ARRIVAL IN WARSAW: THE PHOENIX CITY
A TJHT representative will meet all guests and transfers will be provided, based on your arrival information.
We recommend that participants arrive by 2:00 pm. If participants would like to arrive earlier, TJHT will be happy to make hotel and transfer arrangements on their behalf.
Transfer to the hotel and check in
Time to refresh and explore the city of Warsaw on your own. Recommendations will be provided.
Optional guided tour of Warsaw or time on your own.
Suggested sites to visit:
● Walk the Royal Route and Nowy Swiat Avenue, which evoke the architecture and cultural milieu of pre-war Warsaw and are lined with cafes and eateries.
● The Royal Baths Park (Łazienki) is the largest historical park in Warsaw, which serves as a venue for music, the arts, and cultural events.
● A stroll along the Vistula river, the longest river in Poland and one of the longest in Europe. The river bank has its own beaches and bars where you can sit and enjoy the view or sample Warsaw’s street food.
● Visit to Praga, the district of Warsaw located on the right bank of Vistula river. Sites worth visiting: Polish Vodka Museum and the Żabinski’s Villa* in the Warsaw Zoo.
The Zabinskis were the zookeepers prior to and during World War II. They succeeded in hiding more than 300 Jews within the zoo’s grounds.
● Wilanów Palace (a wonderful Baroque royal residence located in the south of the capital), with its lovely grounds and world-famous poster museum.
● Visit to the viewing platform of the Palace of Culture and Science, a 1950s Stalinist skyscraper offering panoramic views of the city, including its booming CBD.
WELCOME TO JEWISH POLAND
Warsaw, the capital of Poland, has been called the “The Phoenix City”, as it was almost completely destroyed during World War II and rebuilt from the rubble and ruins in a nationwide effort. Divided by the Vistula River, the city’s right and left banks narrate the complex history of the city. Today, Warsaw, Poland's largest city with more than two and a half million people living in its metropolitan area, is a vibrant political and economic center, reflecting the resurgence of Poland's economy over the past 25 years as a member of NATO and the EU. The meticulously rebuilt Old Town and the 2016 European Museum of the Year POLIN Museum of the History of Polish Jews are two of the major cultural cornerstones of this Central European capital. Home to more than 300,000 Jews from across the cultural and religious spectrum prior to the Holocaust, Warsaw is now home to Poland’s largest Jewish community, which hosts a JCC, Hillel, and a day school, as well as various religious communities.
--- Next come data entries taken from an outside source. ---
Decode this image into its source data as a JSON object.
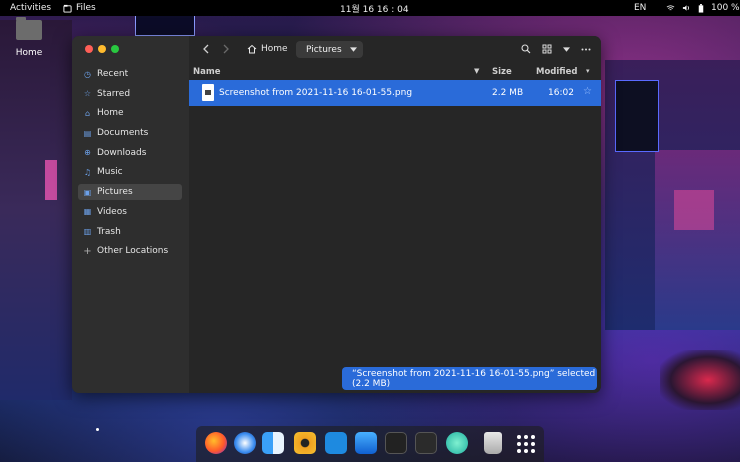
{
  "topbar": {
    "activities": "Activities",
    "app_name": "Files",
    "clock": "11월 16  16 : 04",
    "lang": "EN",
    "battery": "100 %"
  },
  "desktop": {
    "home_label": "Home"
  },
  "sidebar": {
    "items": [
      {
        "label": "Recent",
        "icon": "clock-icon"
      },
      {
        "label": "Starred",
        "icon": "star-icon"
      },
      {
        "label": "Home",
        "icon": "home-icon"
      },
      {
        "label": "Documents",
        "icon": "document-icon"
      },
      {
        "label": "Downloads",
        "icon": "download-icon"
      },
      {
        "label": "Music",
        "icon": "music-icon"
      },
      {
        "label": "Pictures",
        "icon": "picture-icon"
      },
      {
        "label": "Videos",
        "icon": "video-icon"
      },
      {
        "label": "Trash",
        "icon": "trash-icon"
      }
    ],
    "other": "Other Locations"
  },
  "header": {
    "crumb_home": "Home",
    "crumb_current": "Pictures"
  },
  "columns": {
    "name": "Name",
    "size": "Size",
    "modified": "Modified"
  },
  "files": [
    {
      "name": "Screenshot from 2021-11-16 16-01-55.png",
      "size": "2.2 MB",
      "modified": "16:02"
    }
  ],
  "status": {
    "selection": "“Screenshot from 2021-11-16 16-01-55.png” selected  (2.2 MB)"
  },
  "colors": {
    "accent": "#2a6bd9",
    "window_bg": "#252525",
    "sidebar_bg": "#2e2e2e"
  }
}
Welcome Reception with the scholar-in-residence, Taube Center Team, and special guests.
Overnight in Warsaw
Please read the two tour policy guidelines carefully. In case of any questions, please contact associate director, Aleksandra Makuch at firstname.lastname@example.org
Tomasz was born in Kraków, graduated with his first MA in International Relations from Jagiellonian University, Kraków, with a thesis on “Polish-Israeli Relations after 1989.” His second MA was at the Jagiellonian University in the Department of Middle and Far East Studies with a thesis on “The Role of the Holocaust Memory in Shaping Israeli Identity.” In October 2014, he received his Ph.D. from the Department of Political Relations at Jagiellonian University, with a dissertation on “Political and International Aspects of the Functioning of the Auschwitz-Birkenau State Museum in the years 1980-2010.” In 2000 he founded a research and historical interpretation center POLIN TRAVEL (www.jewish-guide.pl). It focuses and morphs history genealogy and guiding into a holistic visit experience in Central Europe.
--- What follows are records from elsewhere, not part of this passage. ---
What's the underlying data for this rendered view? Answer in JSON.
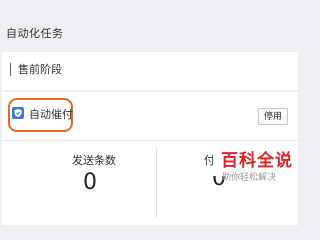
{
  "page": {
    "title": "自动化任务"
  },
  "section": {
    "title": "售前阶段"
  },
  "task": {
    "name": "自动催付",
    "disable_label": "停用",
    "icon": "shield-check-icon",
    "highlight_color": "#e66a1f"
  },
  "stats": [
    {
      "label": "发送条数",
      "value": "0"
    },
    {
      "label": "付",
      "value": "0"
    }
  ],
  "watermark": {
    "title": "百科全说",
    "subtitle": "助你轻松解决"
  }
}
Tomasz holds multiple state guiding certificates at the Auschwitz-Birkenau State Museum, Kraków, and Galicia including the Second World War Museum at Schindler’s Factory in Kraków, Polin Museum in Warsaw. He is an experienced genealogist and licensed tour leader in Poland and Central Europe.
Cebulski is an author of multiple articles on the history of Polish Jews, genealogy, and politics of memory. Cebulski is the author of a book, “Auschwitz after Auschwitz. History, memory, politics.” The book debates the dynamic of construction of the Holocaust memory, provides an insight into the Auschwitz Museum through analyzing the politics of commemoration and conflict resolution a the side in the last 3 decades.